▸ **Task instructions**: Please output the line containing "Convert this screenshot" and all lines that follow it in the data below, exactly, with no pictures.
◇ ◇ ◇ ◇ ◇
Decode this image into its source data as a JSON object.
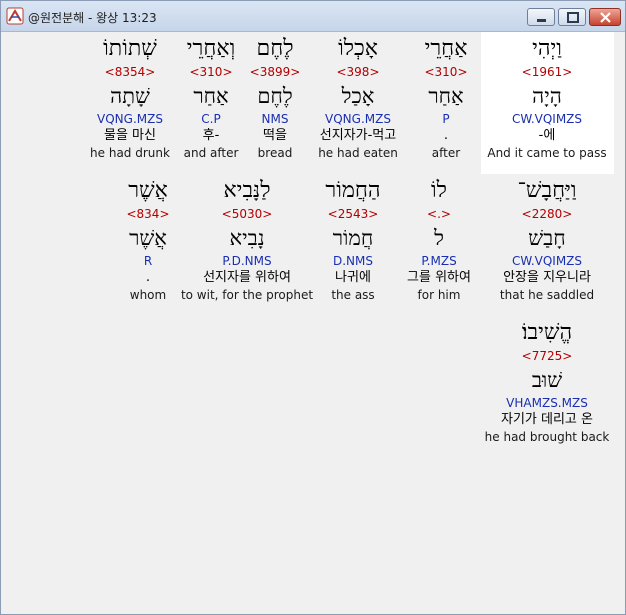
{
  "window": {
    "title": "@원전분해 - 왕상 13:23",
    "colors": {
      "strong": "#b20000",
      "morph": "#1a2fb0",
      "highlight": "#ffffff"
    }
  },
  "words": [
    {
      "heb": "וַיְהִי",
      "strong": "<1961>",
      "lemma": "הָיָה",
      "morph": "CW.VQIMZS",
      "kor": "-에",
      "eng": "And it came to pass",
      "highlighted": true
    },
    {
      "heb": "אַחֲרֵי",
      "strong": "<310>",
      "lemma": "אַחַר",
      "morph": "P",
      "kor": ".",
      "eng": "after"
    },
    {
      "heb": "אָכְלוֹ",
      "strong": "<398>",
      "lemma": "אָכַל",
      "morph": "VQNG.MZS",
      "kor": "선지자가-먹고",
      "eng": "he had eaten"
    },
    {
      "heb": "לֶחֶם",
      "strong": "<3899>",
      "lemma": "לֶחֶם",
      "morph": "NMS",
      "kor": "떡을",
      "eng": "bread"
    },
    {
      "heb": "וְאַחֲרֵי",
      "strong": "<310>",
      "lemma": "אַחַר",
      "morph": "C.P",
      "kor": "후-",
      "eng": "and after"
    },
    {
      "heb": "שְׁתוֹתוֹ",
      "strong": "<8354>",
      "lemma": "שָׁתָה",
      "morph": "VQNG.MZS",
      "kor": "물을 마신",
      "eng": "he had drunk"
    },
    {
      "heb": "וַיַּחֲבָשׁ־",
      "strong": "<2280>",
      "lemma": "חָבַשׁ",
      "morph": "CW.VQIMZS",
      "kor": "안장을 지우니라",
      "eng": "that he saddled"
    },
    {
      "heb": "לוֹ",
      "strong": "<.>",
      "lemma": "ל",
      "morph": "P.MZS",
      "kor": "그를 위하여",
      "eng": "for him"
    },
    {
      "heb": "הַחֲמוֹר",
      "strong": "<2543>",
      "lemma": "חֲמוֹר",
      "morph": "D.NMS",
      "kor": "나귀에",
      "eng": "the ass"
    },
    {
      "heb": "לַנָּבִיא",
      "strong": "<5030>",
      "lemma": "נָבִיא",
      "morph": "P.D.NMS",
      "kor": "선지자를 위하여",
      "eng": "to wit, for the prophet"
    },
    {
      "heb": "אֲשֶׁר",
      "strong": "<834>",
      "lemma": "אֲשֶׁר",
      "morph": "R",
      "kor": ".",
      "eng": "whom"
    },
    {
      "heb": "הֱשִׁיבוֹ׃",
      "strong": "<7725>",
      "lemma": "שׁוּב",
      "morph": "VHAMZS.MZS",
      "kor": "자기가 데리고 온",
      "eng": "he had brought back"
    }
  ]
}
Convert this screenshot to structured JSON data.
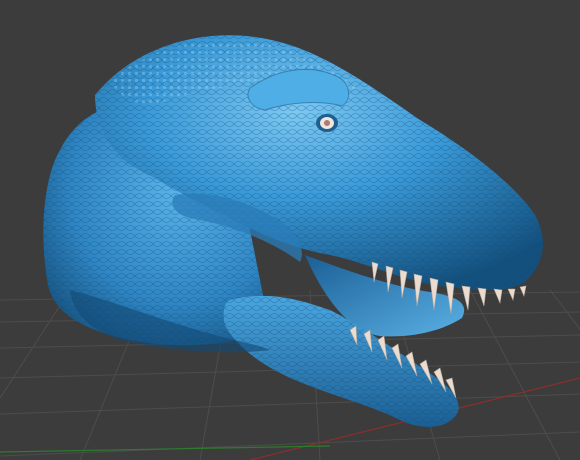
{
  "viewport": {
    "background_color": "#3c3c3c",
    "grid_color": "#4d4d4d",
    "x_axis_color": "#8a2e2e",
    "z_axis_color": "#2e7a2e"
  },
  "model": {
    "subject": "t-rex-head",
    "skin_color": "#3a9ad8",
    "skin_highlight_color": "#7cc8f2",
    "skin_shadow_color": "#13507e",
    "teeth_color": "#eadcd0",
    "eye_color": "#f0e6dc"
  }
}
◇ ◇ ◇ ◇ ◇
▸ **Written solution**:
Convert this screenshot to structured JSON data.
{
  "viewport": {
    "background_color": "#3c3c3c",
    "grid_color": "#4d4d4d",
    "x_axis_color": "#8a2e2e",
    "z_axis_color": "#2e7a2e"
  },
  "model": {
    "subject": "t-rex-head",
    "skin_color": "#3a9ad8",
    "skin_highlight_color": "#7cc8f2",
    "skin_shadow_color": "#13507e",
    "teeth_color": "#eadcd0",
    "eye_color": "#f0e6dc"
  }
}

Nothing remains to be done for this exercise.